Last night as we were watching the telly I turned suddenly to OH and said: ‘We’re living through history!’ That’s always true I suppose but right now there’s no denying we are in the midst of cataclysmic happenings. Brexit is the least of it. There’s the obvious dreaded lurgy paralysing the world and in the US the situation is on a knife-edge as we wait to see what will happen. Will Trump be impeached again? Will they be able to prise him from the White House before inauguration day like a thick cork blocking a champagne bottle? Will he face judgment for his alleged crimes? And on the day itself, what will happen? Will there be a peaceful transfer of power or will violent demonstrations wreck the day? Will the police be adequately prepared? I guess if last week’s insurrection achieved one thing it was as a wake-up call; if the authorities are not ready this time there’s no excuse for them.

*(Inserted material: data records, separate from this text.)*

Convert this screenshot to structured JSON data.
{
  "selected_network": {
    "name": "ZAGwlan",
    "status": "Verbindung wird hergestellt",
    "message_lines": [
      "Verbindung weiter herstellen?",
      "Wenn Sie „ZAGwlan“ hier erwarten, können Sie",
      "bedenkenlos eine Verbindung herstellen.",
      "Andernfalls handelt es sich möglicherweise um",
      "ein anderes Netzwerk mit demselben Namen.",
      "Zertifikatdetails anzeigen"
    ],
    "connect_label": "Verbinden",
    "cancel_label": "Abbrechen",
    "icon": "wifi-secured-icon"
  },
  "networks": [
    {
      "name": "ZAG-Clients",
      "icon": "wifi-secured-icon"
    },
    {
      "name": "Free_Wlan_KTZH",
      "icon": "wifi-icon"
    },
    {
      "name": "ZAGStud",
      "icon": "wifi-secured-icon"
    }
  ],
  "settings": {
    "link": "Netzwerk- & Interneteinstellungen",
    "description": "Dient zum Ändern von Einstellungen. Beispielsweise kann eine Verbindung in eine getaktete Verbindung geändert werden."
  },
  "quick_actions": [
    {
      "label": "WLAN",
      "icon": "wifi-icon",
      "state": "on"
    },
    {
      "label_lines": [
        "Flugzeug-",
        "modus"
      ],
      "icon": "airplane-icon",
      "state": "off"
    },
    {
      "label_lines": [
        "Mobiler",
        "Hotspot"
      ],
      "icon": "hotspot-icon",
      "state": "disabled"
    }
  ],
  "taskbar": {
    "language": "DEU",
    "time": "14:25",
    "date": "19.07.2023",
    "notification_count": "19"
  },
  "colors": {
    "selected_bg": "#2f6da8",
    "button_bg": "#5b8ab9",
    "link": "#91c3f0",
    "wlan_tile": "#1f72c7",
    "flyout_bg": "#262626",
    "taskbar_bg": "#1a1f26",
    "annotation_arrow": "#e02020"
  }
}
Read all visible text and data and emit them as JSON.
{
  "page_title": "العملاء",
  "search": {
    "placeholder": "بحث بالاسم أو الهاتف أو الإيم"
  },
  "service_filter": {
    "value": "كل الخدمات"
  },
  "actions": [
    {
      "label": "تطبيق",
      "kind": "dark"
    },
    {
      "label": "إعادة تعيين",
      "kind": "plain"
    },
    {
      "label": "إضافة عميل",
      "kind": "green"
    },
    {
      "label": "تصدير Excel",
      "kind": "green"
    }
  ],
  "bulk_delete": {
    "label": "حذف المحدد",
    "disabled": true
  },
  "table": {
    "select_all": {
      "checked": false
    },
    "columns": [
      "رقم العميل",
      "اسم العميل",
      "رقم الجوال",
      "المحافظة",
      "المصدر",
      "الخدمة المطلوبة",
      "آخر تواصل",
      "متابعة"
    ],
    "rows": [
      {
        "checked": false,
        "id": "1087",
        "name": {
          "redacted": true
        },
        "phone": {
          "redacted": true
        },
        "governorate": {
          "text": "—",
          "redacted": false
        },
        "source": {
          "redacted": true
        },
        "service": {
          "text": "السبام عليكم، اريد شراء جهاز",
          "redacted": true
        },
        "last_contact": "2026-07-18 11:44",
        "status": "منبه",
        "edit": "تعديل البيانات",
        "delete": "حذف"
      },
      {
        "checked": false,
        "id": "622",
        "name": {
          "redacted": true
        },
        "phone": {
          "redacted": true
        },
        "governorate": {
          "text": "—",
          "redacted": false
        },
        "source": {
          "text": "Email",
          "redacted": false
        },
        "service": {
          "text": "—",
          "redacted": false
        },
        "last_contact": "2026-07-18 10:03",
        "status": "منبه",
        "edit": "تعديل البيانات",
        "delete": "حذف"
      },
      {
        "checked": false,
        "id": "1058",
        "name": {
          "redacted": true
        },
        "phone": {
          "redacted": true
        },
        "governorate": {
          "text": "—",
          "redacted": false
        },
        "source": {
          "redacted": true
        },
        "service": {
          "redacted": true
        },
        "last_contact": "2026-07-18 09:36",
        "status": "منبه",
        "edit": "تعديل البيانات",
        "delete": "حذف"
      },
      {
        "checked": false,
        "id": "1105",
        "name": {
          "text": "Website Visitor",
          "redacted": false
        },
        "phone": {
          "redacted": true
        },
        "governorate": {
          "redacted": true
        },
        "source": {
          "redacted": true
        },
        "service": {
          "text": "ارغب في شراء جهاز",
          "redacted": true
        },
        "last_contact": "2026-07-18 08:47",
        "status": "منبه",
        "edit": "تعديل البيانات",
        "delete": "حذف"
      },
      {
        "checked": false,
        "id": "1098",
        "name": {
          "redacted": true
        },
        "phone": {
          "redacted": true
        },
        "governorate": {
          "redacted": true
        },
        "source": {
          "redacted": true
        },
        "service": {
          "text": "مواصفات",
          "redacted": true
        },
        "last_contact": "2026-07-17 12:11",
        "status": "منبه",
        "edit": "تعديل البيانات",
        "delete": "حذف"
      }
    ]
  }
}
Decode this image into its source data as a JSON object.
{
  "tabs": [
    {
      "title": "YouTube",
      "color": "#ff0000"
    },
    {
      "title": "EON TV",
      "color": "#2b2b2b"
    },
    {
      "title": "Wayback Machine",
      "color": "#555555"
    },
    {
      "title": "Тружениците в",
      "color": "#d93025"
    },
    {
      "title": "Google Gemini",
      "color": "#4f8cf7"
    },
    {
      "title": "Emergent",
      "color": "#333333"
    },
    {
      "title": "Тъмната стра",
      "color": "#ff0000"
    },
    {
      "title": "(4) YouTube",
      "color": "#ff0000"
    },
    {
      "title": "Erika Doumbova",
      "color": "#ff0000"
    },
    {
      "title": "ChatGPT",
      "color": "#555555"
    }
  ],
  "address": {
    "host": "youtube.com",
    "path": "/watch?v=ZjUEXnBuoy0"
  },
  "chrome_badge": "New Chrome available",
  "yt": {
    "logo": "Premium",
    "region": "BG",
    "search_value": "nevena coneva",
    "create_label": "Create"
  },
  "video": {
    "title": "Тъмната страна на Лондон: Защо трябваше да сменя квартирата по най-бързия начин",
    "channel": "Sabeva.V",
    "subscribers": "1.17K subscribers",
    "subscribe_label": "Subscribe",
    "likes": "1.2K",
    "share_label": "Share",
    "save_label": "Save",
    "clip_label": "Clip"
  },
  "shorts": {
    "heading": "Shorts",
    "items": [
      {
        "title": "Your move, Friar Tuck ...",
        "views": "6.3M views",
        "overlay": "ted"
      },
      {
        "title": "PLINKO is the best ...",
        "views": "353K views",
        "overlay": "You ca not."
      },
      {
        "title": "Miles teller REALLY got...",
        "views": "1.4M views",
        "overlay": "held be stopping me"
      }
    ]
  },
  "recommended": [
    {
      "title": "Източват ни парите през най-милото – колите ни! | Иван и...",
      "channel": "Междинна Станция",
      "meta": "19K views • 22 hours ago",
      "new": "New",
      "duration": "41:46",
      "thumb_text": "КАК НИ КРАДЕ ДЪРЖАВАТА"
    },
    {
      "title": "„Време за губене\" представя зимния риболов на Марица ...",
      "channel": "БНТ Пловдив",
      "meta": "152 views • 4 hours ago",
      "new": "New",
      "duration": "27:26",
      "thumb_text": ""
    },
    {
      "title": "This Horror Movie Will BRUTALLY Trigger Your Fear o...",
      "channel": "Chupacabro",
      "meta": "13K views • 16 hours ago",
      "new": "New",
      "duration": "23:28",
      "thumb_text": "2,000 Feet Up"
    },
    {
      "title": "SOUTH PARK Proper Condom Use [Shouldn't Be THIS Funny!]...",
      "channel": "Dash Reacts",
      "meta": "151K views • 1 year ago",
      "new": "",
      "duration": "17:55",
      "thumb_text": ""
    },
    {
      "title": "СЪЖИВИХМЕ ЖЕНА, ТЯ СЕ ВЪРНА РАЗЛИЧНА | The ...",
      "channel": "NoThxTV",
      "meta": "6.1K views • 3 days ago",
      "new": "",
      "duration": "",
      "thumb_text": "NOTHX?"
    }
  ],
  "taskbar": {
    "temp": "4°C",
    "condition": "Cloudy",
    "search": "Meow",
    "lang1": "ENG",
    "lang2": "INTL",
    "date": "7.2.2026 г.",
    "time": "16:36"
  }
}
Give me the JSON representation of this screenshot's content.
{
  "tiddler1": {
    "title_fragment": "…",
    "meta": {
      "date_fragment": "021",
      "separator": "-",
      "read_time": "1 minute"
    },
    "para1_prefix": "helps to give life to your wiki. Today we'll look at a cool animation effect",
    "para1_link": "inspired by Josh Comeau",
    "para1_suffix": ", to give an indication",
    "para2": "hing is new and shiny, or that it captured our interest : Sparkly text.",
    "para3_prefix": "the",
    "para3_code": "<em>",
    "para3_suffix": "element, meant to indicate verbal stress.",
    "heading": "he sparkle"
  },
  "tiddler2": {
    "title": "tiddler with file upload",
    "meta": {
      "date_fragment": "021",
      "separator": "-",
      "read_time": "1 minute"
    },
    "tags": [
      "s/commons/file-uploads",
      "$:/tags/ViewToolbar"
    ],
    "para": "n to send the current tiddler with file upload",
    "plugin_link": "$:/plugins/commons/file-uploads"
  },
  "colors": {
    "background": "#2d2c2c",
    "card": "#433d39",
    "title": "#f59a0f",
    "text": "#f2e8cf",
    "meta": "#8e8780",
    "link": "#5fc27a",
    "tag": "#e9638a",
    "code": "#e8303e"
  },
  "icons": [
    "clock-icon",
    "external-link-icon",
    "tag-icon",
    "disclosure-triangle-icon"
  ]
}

Another thing that was abundantly clear after last week’s insurgence was the difference in the way black and white protestors are treated. Commentator after commentator – including Biden himself – pointed out the gulf between the violent, heavy-handed police response to the BLM protests – which were a protest, not an insurrection – and the tepid reaction to the armed, mostly white mob which descended on the Capitol. And it happened that when I turned to OH and said ‘We’re living through history’ we were watching a programme on BBC Scotland about that very topic. Scotland, Slavery and Statues dealt with the controversy over the Melville Monument in Edinburgh to one Henry Dundas. Dundas was an aristocrat who made a great deal of money from businesses using slave labour and who is placed atop the largest monument in the capital, a sort of Scottish Nelson’s column.
But nowhere on the plaque was his connection to slavery mentioned; neither was the clause he inserted into Wilberforce’s Anti-Slavery Bill which slowed the progress of abolition and arguably resulted in thousands more losing their liberty and lives. Campaigners had been trying for years to get the plaque changed but met with resistance from the council and from a campaign by the Dundas family maintaining that he was essentially a pragmatist and an abolitionist at heart, and that the clause he inserted saved the bill rather than undermining it. The programme interviewed campaigners and historians on both sides and the longer it went on the more complex the arguments became and the harder it seemed to get at the truth. Enter – or rather, exit – George Floyd (RIP) and the BLM movement. This was a turning-point: once the statue of Edward Colston had been toppled the Melville Monument looked to be next in the firing-line. Edinburgh Council did a complete volte-face, produced a new plaque mentioning Dundas’s part in the slave trade and despite the family’s protests, said that was the end of the story.
I may come back to this complex narrative in another post because arguments that history is being ‘altered’ (as though it were already perfect) need to be dealt with more substantially.
After all that we were in need of some comedy so finished the second series of the highly amusing Staged. I’ll probably come back to this at some point too.